Stephen was born in 1988 in Cookeville, TN, where his parents met whilst attending Tennessee Tech. Shortly after, they moved to Dalton, Georgia where they put down roots and joined First Presbyterian Church, the faith family that taught Stephen that he was first and foremost a beloved child of God. It was this community that taught Stephen that it was OK to have questions and doubts and that nothing he could do could every possibly separate him from the love of God. In 1995, his sister, Sarah Kate, joined the family and Stephen began his journey as a life-long musician. Since then, he has found a love of music and has found this gift particularly fitting for his call to ministry. Among the instruments that he enjoys are piano, trumpet, guitar, and handbells. Stephen has always had a love of singing and congregation song. An avid member of the marching band, Stephen was the drum major of his high school's marching band.
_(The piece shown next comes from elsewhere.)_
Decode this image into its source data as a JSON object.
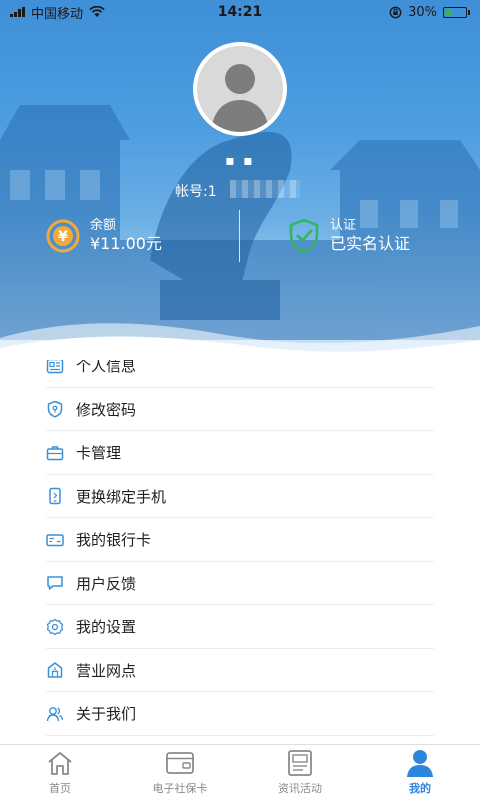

In 2006, Stephen began his tenure at Presbyterian College in Clinton, SC where he majored in Religion and minored in History. While attending PC, Stephen continued to explore his love of music by participating in the Wind Ensemble, Jazz Band, Jazz Combo, Jazz Trio, as well as playing in the PC Handbell ensemble and playing mandolin and banjo PC's very own bluegrass/rock group, Hosegrass, of which Stephen was a founding member (Hosegrass even released their own CD!). In 2010, Stephen moved from Clinton to Atlanta to attend Columbia Theological Seminary to pursue God's call on his life to be a pastor in the PC(USA). During this time, Stephen worked at Trinity Presbyterian Church, Silver Creek Presbyterian Church, Central Presbyterian Church, and Westminster Presbyterian Church. For three years, Stephen served as the Choir Director of Columbia Theological Seminary's choir and also served as the Interim Music Director at Westminster Presbyterian Church. In 2014, Stephen graduated from Columbia with a Masters of Divinity and a Masters of Arts in Practical Theology with an emphasis in liturgy, music, and worship. In July of 2014, Stephen was installed an ordained as Teaching Elder at Shelter Island Presbyterian Church in Shelter Island, NY. Later that year, Stephen married the love of his life, Tricia, and they share their home on Shelter Island with their Golden Doodle, Elsie, and their calico cat, Audrey. In addition to his work with the people who are Shelter Island Presbyterian Church, Stephen currently serves as a commission from Long Island Presbytery to the Synod of the Northeast and, beginning in January of 2016, will moderate the Synod's missions team.